▶ **PROBLEM**
Extract all lines in the data that contain the word "WikipediaTests".

▶ **THE DATA**
=-=-=

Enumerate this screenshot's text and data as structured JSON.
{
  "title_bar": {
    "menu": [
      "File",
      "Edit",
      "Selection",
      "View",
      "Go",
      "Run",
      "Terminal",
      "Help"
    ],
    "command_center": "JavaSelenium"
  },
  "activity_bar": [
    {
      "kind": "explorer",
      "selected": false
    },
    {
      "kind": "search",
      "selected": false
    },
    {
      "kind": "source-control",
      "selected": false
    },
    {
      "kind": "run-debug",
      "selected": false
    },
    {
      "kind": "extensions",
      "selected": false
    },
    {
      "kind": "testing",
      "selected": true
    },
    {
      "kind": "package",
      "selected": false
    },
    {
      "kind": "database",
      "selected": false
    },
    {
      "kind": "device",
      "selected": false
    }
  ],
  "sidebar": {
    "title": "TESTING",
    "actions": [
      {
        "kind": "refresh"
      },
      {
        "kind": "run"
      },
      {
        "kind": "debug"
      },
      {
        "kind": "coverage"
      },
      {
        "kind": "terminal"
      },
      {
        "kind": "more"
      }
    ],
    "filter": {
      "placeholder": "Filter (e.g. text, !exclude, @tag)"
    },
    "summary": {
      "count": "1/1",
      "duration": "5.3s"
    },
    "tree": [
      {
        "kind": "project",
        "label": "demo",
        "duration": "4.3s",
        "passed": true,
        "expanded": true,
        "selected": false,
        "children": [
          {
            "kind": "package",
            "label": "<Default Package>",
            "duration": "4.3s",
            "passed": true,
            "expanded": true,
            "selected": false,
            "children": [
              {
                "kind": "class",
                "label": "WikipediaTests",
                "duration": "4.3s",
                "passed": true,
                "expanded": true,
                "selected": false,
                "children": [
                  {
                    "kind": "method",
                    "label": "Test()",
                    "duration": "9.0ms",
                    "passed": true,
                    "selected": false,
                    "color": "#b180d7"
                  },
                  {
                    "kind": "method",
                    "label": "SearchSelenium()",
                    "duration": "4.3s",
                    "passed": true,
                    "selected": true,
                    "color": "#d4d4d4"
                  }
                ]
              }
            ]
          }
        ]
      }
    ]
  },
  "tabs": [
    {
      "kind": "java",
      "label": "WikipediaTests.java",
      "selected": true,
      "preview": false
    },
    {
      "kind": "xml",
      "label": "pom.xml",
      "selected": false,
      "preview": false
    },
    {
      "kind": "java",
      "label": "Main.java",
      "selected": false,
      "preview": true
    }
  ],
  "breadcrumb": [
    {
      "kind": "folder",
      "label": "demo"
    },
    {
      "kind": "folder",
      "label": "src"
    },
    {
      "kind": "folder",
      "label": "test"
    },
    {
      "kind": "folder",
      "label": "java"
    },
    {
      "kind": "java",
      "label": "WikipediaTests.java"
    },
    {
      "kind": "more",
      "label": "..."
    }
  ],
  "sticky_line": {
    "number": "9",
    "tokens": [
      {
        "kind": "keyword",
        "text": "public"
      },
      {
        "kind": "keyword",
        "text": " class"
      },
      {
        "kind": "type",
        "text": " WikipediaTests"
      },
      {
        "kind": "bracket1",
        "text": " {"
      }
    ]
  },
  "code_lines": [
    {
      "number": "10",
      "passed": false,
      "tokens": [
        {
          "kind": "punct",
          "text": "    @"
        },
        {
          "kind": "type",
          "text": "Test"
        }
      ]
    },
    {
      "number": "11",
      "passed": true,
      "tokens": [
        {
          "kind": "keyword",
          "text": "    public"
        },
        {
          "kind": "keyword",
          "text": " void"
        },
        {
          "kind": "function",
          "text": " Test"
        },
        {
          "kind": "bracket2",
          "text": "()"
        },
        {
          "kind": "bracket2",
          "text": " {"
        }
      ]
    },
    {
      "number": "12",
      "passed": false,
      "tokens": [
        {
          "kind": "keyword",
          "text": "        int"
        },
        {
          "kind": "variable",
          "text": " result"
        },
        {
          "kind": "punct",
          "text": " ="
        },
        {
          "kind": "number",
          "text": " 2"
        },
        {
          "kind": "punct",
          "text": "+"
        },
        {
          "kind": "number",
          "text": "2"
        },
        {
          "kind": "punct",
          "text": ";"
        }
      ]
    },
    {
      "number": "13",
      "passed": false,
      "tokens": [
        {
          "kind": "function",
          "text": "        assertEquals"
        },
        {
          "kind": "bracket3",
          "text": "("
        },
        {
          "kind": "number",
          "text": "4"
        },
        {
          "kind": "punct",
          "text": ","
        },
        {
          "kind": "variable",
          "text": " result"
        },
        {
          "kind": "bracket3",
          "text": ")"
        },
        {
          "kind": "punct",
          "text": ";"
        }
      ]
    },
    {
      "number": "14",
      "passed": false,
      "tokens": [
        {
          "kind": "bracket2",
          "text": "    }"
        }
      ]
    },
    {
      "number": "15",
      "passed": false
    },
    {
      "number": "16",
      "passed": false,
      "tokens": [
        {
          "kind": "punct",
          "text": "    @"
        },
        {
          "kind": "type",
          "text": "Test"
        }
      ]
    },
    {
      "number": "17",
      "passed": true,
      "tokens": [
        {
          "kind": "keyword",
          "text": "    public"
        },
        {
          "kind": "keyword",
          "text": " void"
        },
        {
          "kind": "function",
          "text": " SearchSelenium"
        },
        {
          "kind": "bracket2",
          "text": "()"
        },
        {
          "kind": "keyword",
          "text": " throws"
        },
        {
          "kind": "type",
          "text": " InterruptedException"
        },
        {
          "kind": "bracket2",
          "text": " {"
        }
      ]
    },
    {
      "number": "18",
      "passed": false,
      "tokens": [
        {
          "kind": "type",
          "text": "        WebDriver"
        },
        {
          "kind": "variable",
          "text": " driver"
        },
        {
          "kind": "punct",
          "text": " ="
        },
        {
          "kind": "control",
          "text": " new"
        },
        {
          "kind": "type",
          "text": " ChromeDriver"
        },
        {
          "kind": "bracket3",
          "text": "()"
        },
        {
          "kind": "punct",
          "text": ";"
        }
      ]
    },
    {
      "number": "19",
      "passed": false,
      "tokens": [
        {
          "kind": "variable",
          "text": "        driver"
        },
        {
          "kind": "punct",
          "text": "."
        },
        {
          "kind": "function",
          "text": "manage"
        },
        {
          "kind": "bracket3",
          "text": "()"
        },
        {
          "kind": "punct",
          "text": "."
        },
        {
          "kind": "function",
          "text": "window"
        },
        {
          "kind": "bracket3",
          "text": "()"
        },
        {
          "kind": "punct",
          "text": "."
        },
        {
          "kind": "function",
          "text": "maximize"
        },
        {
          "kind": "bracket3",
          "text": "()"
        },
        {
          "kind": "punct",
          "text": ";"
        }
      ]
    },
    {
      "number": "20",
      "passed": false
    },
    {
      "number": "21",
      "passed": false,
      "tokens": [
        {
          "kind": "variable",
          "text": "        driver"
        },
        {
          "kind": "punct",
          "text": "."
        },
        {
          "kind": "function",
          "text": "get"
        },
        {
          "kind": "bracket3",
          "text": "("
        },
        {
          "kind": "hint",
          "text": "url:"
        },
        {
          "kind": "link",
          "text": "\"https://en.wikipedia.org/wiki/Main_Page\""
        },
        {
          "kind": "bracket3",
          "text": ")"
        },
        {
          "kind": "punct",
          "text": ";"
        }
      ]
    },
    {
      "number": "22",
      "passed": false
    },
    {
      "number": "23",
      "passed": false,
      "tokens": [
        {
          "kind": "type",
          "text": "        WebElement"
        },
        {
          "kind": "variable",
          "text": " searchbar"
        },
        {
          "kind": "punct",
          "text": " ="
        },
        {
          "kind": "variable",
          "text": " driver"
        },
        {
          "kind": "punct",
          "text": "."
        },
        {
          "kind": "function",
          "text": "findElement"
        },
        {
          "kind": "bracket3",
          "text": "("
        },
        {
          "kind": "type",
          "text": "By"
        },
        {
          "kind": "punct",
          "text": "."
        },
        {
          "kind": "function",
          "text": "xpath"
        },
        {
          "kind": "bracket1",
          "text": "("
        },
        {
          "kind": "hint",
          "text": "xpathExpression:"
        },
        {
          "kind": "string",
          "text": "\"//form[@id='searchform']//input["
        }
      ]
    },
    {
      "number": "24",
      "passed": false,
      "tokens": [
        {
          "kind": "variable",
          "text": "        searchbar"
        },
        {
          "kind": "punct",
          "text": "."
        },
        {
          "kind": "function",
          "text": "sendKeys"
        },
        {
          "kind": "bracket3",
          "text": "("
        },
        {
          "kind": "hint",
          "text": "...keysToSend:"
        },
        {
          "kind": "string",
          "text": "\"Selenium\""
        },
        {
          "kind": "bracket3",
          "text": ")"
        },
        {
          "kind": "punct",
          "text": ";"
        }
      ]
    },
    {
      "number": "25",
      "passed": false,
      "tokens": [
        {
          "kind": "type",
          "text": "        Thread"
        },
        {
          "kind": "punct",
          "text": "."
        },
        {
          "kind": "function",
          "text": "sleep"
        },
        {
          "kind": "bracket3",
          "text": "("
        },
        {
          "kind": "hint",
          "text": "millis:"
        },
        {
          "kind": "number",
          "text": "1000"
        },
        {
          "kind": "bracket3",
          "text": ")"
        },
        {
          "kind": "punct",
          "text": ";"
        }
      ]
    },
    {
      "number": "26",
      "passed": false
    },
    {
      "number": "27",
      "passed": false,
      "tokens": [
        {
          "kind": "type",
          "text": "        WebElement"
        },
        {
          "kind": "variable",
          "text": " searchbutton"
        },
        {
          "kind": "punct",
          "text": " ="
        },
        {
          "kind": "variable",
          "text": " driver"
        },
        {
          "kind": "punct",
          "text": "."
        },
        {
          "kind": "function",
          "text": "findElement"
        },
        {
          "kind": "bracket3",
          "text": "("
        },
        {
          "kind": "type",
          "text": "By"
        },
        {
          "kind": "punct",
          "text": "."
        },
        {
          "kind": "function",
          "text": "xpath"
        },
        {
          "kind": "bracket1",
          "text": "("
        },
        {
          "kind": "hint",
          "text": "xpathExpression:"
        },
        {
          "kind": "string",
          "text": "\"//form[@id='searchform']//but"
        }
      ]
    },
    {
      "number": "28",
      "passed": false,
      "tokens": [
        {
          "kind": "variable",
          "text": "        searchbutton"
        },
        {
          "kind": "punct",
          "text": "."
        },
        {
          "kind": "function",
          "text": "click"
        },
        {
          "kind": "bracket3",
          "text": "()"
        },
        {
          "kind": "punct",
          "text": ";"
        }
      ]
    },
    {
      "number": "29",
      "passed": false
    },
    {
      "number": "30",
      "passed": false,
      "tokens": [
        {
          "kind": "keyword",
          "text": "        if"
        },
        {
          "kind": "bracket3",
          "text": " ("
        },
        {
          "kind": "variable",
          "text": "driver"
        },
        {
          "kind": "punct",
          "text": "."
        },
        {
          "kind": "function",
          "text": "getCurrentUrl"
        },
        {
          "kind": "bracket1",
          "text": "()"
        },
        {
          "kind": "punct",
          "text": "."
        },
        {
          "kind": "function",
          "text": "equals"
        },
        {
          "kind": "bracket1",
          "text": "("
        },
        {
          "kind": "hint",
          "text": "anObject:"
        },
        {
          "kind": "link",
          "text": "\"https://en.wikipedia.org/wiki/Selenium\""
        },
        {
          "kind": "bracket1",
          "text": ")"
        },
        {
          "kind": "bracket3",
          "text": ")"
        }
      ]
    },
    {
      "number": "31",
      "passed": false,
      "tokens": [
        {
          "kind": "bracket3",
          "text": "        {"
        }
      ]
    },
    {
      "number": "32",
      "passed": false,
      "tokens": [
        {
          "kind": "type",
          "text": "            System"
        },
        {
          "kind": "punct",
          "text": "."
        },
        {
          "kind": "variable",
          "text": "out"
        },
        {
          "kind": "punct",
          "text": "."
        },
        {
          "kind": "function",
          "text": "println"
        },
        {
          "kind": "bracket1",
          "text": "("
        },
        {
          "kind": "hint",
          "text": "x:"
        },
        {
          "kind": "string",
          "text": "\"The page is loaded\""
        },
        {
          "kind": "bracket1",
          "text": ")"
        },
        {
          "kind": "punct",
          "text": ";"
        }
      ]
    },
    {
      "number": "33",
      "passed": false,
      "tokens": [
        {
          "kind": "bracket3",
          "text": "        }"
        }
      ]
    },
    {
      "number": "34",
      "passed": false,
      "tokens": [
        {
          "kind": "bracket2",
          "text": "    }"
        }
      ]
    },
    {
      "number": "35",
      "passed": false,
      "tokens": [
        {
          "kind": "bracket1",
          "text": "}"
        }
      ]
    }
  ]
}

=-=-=

▶ **SOLUTION**
                "label": "WikipediaTests",
      "label": "WikipediaTests.java",
      "label": "WikipediaTests.java"
        "text": " WikipediaTests"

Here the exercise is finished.